Nobel Prize-winning economist Paul Krugman | AP

Call it the curse of the single currency.

In this week's New York Times Magazine, Paul Krugman argues that the pace of recovery in Europe is being slowed because each country is tied to using the euro as a currency, but lacks the benefits of a single government.

While the human cost of the economic crisis is lower in Europe -- thanks to social welfare programs -- Krugman argues that Europe's economic crisis is deeper than America's. The culprit, he says, is none other than the euro currency.

Ireland's economy, formerly dubbed the "Celtic Tiger," is now toothless with bankruptcy looming, and Spain's once booming economy is struggling with 20 percent unemployment and deflation. As part of the euro, neither have the power to adjust the currency to deal with the crisis, he says.
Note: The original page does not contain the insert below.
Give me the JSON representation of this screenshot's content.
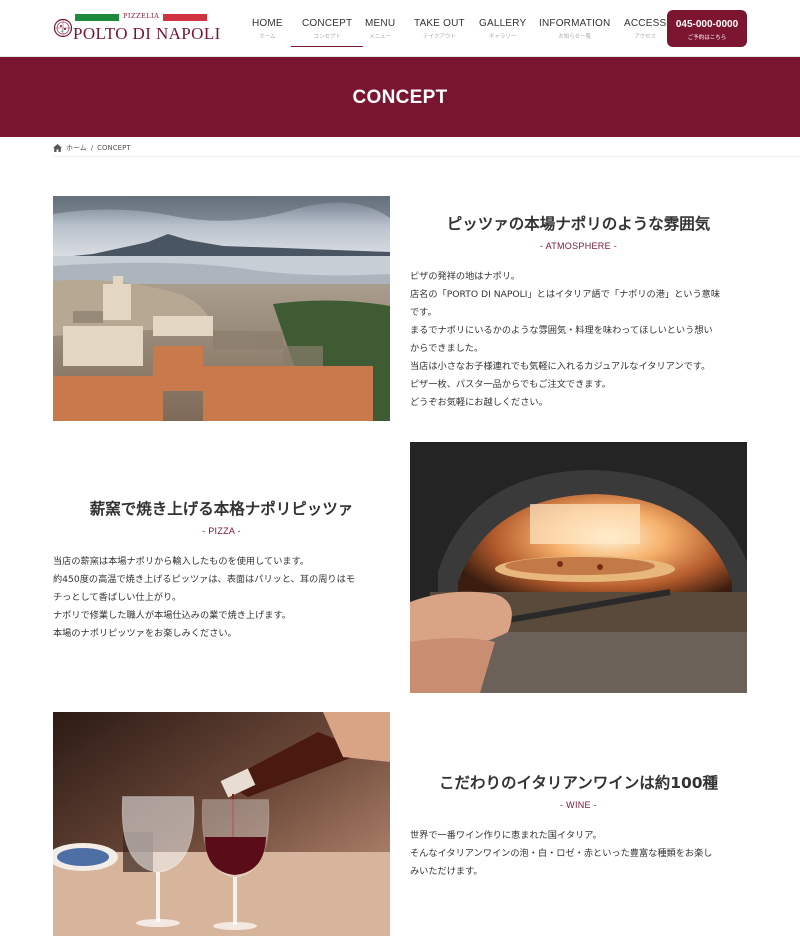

This week, Otmar Issing, the chief architect of the euro warned that unless countries fell into line over fiscal policy, the currency would not survive.

"The crisis brought further evidence of a basic design flaw of monetary union, namely that we could not rely for its sound working on member countries to carry out appropriate economic policies," he wrote in an article quoted by the New York Times.

In response to debate over the future of the euro, earlier today, French Prime Minister Francois Fillon called the collapse of the European currency "unthinkable" and promised action to prevent it.

"The euro has been under attack. Europe's duty is to make sure the euro is sturdy, that there are no doubts about the euro and no speculation around the idea that one day the euro might disappear," he said in a speech in London. He added that the EU was read to do "everything, absolutely everything, to ensure the euro area's stability."

In the New York Times article, Nobel Prize-winner Krugman compares the economies of Ireland and Nevada. Both depend on exports, and both are part of currency unions, the euro and the dollar. Both saw incredible real estate booms before the crisis. Then the bubbles burst.

Unlike American states, however, European countries aren't backed by a single, shared set of government resources. Here's Krugman:

"...Retirees who moved to Nevada for the sunshine don't have to worry that the state's reduced tax take will endanger their Social Security checks or their Medicare coverage. In Ireland, by contrast, both pensions and health spending are on the cutting block.
Also, Nevada, unlike Ireland, doesn't have to worry about the cost of bank bailouts, not because the state has avoided large loan losses but because those losses, for the most part, aren't Nevada's problem. Thus Nevada accounts for a disproportionate share of the losses incurred by Fannie Mae and Freddie Mac, the government-sponsored mortgage companies -- losses that, like Social Security and Medicare payments, will be covered by Washington, not Carson City.

Charting the storied history of the European single currency, Krugman suggests its creators covered up these flaws. Here's more from Krugman:

"The architects of the euro, caught up in their project's sweep and romance, chose to ignore the mundane difficulties a shared currency would predictably encounter - to ignore warnings, which were issued right from the beginning, that Europe lacked the institutions needed to make a common currency workable. Instead, they engaged in magical thinking, acting as if the nobility of their mission transcended such concerns."

Examining recovery efforts in hard-hit Greece, Iceland and Portugal, Krugman argues that the path out of the crisis for Eurozone countries will be "an ugly process," leaving the region in depression for years.